Third of firms say workers lack basic skills

Business confidence reached its highest level since May last year as bosses become more optimistic about the wider economy, a new survey has found.

Confidence reached 33 per cent on the monthly index this month, up from 32 per cent in March, the latest monthly sentiment index by Lloyds Bank showed.

The survey of businesses between April 3 and 16 found that overall economic optimism rose by five points to 28 per cent, which is also close to a one-year high. The increase follows an 11-point rise in March as businesses benefit from a fall in wholesale gas prices, better-than-expected consumer spending and an improvement in economic forecasts for growth.

A majority of businesses expect to increase their prices in the coming year, with 61 per cent of respondents to the survey planning to do so.

Nearly half, or 47 per cent, of businesses are looking to recruit, marking the fifth consecutive month that anticipated staffing levels have increased.

Pay growth hit its highest level in seven months, with 27 per cent of businesses expecting to increase wages by at least 3 per cent.

Paul Gordon, managing director of relationship management, business and commercial banking at Lloyds, said: “It is great to see business confidence continuing to increase, hitting a near one-year high. Hiring intentions have also shown improvement since the start of the year, now sitting significantly higher than pre-lockdown levels. This is an encouraging sign of investment intent, but that could be tempered by wage inflation pressures and a hot employment market.”

Meanwhile, the latest forecast from PwC estimates that the UK will grow by 0.1 per cent this year before returning to 1 per cent growth by the end of next year. The accountant is among a number of prominent forecasters that believe Britain will avoid a recession this year, including the Bank of England and the Office for Budget Responsibility. Gross domestic product, the key measure of the size of the economy, will rise by 1.6 per cent by the end of 2025, PwC said.

GDP stagnated in February after rising by 0.4 per cent in January. Falls in services and production output in February were offset by growth in construction work.

Forecasters expected the longest recession since the financial crisis after inflation hit a 41-year high of 11.1 per cent last October, but the economy has proved more robust than many had projected. Barret Kupelian, senior economist at PwC, said: “Our analysis suggests the UK has very much passed through the eye of the inflationary storm compared with last year, and is showing signs of a return to some sort of normality this year.” He added that prices at the end of next year are expected to be 20 per cent higher than they were at the start of 2021.

“What is important, as the immediate inflation pressures abate, is to look seriously at the structural issues facing UK productivity,” Kupelian said.

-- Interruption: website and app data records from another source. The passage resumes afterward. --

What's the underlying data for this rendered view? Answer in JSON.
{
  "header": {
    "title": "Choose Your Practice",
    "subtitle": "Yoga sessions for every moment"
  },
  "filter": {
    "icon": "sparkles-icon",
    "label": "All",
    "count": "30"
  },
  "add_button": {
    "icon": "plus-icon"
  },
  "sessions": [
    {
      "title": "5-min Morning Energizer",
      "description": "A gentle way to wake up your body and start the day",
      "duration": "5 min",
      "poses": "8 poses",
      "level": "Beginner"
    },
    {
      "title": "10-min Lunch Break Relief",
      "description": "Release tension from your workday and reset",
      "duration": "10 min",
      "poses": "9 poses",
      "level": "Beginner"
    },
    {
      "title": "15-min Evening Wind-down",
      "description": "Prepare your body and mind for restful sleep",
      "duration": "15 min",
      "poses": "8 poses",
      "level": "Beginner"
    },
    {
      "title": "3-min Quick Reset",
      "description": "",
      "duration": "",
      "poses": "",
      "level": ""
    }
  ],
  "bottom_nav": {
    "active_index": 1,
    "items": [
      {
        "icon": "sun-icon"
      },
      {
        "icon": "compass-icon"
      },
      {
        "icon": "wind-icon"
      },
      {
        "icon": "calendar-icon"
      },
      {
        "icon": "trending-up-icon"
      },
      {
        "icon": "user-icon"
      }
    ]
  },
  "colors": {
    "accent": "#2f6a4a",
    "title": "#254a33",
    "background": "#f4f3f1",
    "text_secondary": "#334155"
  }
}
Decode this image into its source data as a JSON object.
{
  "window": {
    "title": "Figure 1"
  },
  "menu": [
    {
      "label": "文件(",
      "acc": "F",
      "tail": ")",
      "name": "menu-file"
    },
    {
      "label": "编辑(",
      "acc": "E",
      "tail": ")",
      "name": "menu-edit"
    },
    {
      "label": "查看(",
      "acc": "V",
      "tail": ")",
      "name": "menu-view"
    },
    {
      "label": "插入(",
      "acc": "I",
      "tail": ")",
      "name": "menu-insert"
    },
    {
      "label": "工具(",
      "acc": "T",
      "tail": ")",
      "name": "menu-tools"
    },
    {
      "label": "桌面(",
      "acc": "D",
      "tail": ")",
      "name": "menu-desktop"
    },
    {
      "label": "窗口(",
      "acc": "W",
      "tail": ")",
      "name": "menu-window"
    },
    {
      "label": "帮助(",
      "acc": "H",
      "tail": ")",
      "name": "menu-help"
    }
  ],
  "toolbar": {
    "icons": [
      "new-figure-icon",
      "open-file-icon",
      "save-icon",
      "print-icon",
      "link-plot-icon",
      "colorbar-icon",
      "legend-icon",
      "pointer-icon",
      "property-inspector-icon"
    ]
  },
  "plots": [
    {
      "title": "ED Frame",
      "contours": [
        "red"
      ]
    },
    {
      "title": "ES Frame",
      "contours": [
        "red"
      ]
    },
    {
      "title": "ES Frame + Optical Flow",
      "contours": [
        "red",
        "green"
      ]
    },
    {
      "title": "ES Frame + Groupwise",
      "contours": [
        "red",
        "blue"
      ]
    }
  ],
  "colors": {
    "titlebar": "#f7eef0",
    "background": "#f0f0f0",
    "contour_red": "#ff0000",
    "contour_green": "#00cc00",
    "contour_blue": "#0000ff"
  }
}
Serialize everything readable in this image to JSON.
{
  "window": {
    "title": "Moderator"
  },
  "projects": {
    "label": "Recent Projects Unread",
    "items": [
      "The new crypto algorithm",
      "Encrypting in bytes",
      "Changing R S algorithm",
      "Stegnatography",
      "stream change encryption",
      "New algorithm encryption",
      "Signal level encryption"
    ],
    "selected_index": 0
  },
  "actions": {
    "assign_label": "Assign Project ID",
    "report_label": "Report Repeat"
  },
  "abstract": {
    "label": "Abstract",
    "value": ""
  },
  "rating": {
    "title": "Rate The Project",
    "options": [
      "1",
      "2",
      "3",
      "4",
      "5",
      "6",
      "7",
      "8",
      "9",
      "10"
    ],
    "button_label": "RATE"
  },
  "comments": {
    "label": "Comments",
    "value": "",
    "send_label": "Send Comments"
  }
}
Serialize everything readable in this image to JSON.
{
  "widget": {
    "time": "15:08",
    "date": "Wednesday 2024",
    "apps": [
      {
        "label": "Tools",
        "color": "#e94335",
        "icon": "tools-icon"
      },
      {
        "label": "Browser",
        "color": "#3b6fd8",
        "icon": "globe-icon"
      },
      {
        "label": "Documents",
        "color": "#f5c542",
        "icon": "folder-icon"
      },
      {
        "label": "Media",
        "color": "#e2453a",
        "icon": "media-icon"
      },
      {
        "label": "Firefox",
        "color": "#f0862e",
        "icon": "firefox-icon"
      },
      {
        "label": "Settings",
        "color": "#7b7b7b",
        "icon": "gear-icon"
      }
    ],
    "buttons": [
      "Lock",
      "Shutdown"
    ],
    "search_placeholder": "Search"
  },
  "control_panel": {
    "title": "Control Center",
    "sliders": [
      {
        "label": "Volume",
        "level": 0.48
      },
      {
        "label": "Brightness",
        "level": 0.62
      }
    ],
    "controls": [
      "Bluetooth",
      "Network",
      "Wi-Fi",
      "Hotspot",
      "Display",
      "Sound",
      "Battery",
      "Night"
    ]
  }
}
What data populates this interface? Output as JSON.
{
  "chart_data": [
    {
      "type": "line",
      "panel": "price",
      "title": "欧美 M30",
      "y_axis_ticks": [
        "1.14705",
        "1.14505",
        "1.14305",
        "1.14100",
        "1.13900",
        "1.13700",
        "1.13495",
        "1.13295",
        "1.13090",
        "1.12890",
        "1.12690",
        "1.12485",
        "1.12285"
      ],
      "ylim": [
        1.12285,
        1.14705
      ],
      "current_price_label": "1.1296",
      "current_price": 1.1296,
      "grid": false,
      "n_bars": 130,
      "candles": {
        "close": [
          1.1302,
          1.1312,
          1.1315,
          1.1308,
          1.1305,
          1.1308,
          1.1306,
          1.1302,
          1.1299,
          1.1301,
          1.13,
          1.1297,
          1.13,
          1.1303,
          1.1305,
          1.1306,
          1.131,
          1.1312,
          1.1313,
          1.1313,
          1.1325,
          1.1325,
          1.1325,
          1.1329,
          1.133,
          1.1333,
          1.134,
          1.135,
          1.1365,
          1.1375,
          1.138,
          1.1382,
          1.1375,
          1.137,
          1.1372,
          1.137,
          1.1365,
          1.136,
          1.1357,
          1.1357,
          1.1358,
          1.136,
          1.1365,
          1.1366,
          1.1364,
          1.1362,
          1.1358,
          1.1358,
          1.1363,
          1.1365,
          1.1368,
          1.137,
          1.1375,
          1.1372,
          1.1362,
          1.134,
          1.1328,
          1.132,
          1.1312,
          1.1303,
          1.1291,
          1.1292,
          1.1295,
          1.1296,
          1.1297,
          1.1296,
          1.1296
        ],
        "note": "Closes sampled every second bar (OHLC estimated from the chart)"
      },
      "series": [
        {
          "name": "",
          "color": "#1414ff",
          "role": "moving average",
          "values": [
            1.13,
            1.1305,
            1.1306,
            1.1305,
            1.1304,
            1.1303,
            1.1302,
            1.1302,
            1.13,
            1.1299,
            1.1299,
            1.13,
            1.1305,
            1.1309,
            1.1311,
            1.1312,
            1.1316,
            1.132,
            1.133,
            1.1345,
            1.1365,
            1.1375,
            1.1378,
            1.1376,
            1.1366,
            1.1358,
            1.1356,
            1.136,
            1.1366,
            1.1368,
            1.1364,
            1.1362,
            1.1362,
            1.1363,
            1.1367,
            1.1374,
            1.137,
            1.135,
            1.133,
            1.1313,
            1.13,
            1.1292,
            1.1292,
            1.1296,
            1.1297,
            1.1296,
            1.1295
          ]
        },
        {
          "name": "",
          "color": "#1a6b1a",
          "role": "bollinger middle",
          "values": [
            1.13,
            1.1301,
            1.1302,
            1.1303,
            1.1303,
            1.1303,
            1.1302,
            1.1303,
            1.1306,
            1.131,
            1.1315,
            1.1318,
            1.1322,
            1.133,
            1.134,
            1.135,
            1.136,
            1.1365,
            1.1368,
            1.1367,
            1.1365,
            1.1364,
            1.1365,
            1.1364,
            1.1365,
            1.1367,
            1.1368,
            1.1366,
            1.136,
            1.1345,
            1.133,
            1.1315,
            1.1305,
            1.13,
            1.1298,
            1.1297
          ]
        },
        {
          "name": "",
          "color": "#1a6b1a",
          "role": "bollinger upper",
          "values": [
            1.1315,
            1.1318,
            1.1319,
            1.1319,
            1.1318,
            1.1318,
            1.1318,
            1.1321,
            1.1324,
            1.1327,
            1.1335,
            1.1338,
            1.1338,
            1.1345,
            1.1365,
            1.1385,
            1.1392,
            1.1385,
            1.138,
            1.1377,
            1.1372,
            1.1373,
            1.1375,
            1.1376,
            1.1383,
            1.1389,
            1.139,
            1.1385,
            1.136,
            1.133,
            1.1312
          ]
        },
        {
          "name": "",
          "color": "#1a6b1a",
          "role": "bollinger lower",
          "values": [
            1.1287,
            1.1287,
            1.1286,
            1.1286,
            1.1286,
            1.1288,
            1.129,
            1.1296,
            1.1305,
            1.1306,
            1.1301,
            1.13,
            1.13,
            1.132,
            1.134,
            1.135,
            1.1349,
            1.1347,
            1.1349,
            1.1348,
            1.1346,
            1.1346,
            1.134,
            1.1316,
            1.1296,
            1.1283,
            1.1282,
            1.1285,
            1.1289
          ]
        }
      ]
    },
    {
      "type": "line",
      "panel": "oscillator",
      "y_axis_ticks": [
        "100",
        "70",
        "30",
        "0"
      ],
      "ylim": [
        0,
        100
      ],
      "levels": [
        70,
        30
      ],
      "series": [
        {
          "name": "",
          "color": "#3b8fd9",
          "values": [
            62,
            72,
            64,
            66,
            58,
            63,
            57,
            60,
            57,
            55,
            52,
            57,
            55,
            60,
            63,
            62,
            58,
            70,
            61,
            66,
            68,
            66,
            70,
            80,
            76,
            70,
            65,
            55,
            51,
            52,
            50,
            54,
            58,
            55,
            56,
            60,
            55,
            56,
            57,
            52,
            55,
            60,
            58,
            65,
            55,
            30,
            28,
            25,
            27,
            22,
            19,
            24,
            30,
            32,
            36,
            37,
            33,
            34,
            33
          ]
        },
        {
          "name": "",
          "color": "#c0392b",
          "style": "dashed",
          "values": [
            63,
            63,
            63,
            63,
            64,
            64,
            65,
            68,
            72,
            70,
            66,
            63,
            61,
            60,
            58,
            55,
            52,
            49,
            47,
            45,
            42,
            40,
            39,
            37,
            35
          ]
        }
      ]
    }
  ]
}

“In particular, tackling the UK’s relatively high levels of labour inactivity across over-50s could provide a notable increase in growth in a relatively short period of time.”